Quantum computers have the potential to carry out highly complicated calculations in minutes that would have taken classical computers thousands of years to work out. But much of the industry is still in its infancy, partly because of a lack of domain experts and software tools that match the progress of quantum hardware.
Now, companies are working to simplify the process of developing quantum software applications so programmers don’t actually need to understand the underlying quantum mechanics. One of the early-stage startups making such an effort is Singapore-based Horizon Quantum Computing, whose tools can automatically construct quantum algorithms based on programs written in classical programming languages.
The company recently picked up $18.1 million in a Series A round from Tencent along with other investors, boosting its equity financing to around $21.3 million. Other investors in the Series A round included Sequoia Capital India, SGInnovate, Pappas Capital and Expeditions Fund.
The money will be used to fund product development and its expansion in Europe, where the company is planning to open an office in Dublin, Ireland. The startup is also scheduled to launch the early access program of its developer tools later this year.
While Singapore is more widely known as a financial hub, it has also been one of the most proactive governments in supporting quantum technologies. The Center for Quantum Technologies, where Horizon Quantum Computing’s founder and CEO Joe Fitzsimons used to be a professor, was set up under the city-state’s Research Centres of Excellence program to advance research in the cutting-edge field.
“When I made the jump from academia, Singapore already had the right talent [for quantum computing] and there was access to capital,” said Fitzsimons, who earned a PhD from University of Oxford.
Being in a politically neutral country like Singapore is increasingly important in a world where businesses become caught in the tech war between the U.S. and China and lose access to supply chains. Launching from a neutral home base is now seen as a prerequisite for many tech firms, including quantum computer builders, who rely on components sourced from around the world.
Tencent’s investment in Horizon Quantum Computing is purely financial, so it won’t entail any transfer of sensitive data, the founder noted. The startup took Tencent’s investment because the giant is an “expert” in the area, he said.
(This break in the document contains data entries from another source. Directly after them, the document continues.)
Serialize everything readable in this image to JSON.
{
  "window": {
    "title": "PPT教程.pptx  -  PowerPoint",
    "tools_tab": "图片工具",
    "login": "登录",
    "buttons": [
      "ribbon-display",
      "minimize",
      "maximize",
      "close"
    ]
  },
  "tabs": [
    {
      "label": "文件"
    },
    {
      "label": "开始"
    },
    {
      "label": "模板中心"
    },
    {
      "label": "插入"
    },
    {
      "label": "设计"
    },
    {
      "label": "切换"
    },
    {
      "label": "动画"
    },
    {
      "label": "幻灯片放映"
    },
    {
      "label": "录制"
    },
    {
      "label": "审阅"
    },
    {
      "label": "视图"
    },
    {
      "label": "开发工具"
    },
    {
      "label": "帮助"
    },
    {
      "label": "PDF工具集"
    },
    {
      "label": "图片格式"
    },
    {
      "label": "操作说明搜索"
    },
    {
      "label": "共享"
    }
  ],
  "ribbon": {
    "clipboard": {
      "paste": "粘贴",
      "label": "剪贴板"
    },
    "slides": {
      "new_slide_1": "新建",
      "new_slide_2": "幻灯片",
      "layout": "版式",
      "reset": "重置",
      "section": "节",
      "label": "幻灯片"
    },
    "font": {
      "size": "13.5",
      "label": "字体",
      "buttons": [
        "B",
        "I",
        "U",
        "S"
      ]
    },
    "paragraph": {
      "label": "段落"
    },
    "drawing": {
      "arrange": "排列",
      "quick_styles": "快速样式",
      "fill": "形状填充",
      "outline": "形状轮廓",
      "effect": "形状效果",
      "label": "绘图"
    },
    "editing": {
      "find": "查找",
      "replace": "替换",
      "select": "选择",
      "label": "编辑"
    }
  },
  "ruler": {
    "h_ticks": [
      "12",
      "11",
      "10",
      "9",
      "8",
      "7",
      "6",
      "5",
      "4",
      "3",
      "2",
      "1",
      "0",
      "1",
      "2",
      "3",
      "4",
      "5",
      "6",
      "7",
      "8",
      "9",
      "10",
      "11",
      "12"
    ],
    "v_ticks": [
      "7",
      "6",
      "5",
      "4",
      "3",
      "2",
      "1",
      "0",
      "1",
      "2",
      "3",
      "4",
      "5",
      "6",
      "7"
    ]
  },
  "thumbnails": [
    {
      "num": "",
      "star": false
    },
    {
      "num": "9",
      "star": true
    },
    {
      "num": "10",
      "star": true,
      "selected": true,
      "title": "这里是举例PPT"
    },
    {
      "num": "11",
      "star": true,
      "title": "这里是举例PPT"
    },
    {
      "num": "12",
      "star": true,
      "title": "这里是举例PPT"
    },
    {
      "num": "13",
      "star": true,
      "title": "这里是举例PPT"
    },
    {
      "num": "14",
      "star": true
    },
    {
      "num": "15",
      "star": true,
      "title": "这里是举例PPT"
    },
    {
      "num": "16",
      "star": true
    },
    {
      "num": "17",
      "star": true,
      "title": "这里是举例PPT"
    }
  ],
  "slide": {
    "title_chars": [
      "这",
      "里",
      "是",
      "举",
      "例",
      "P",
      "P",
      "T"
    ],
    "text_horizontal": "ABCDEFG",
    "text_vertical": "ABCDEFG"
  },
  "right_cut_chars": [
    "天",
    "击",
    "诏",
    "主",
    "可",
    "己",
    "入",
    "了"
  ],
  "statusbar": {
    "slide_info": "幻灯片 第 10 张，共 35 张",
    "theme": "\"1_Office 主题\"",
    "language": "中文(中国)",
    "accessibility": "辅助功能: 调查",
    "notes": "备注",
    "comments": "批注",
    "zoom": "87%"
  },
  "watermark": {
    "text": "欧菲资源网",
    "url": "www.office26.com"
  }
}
Indeed, the social networking and gaming giant showed a keen interest in the field when it opened its quantum research lab in 2018. Ling Ge, Tencent’s chief representative in Europe and the person who oversaw the deal with Horizon Quantum Computing, has known Fitzsimons since her years in Oxford, where she studied quantum computing.
“At Tencent, we take a long-term perspective on quantum. In our own quantum lab, we are focused on fundamental research, first-principles simulations and quantum algorithms, and how these might serve enterprise customers,” said Ge at an industry event last year.
“In terms of investments, we take a science-driven approach. One of the challenges in investing in quantum is what we call the ‘black box’ paradox. The challenge of evaluating early-stage deep tech companies in areas like quantum, nuclear fusion or biotech is difficult because the core technology is in its early proof-of-concept phase. It is hard to evaluate and understand at what stage of maturity it really is.
“Therefore, we take appropriate steps to mitigate the risks of this black box paradox depending on the investment stage. This is primarily achieved through our deep technical expertise, which allows us to really understand what is being developed and its maturity,” she said.
The story was updated on April 3, 2023 to clarify the founder’s view on export controls.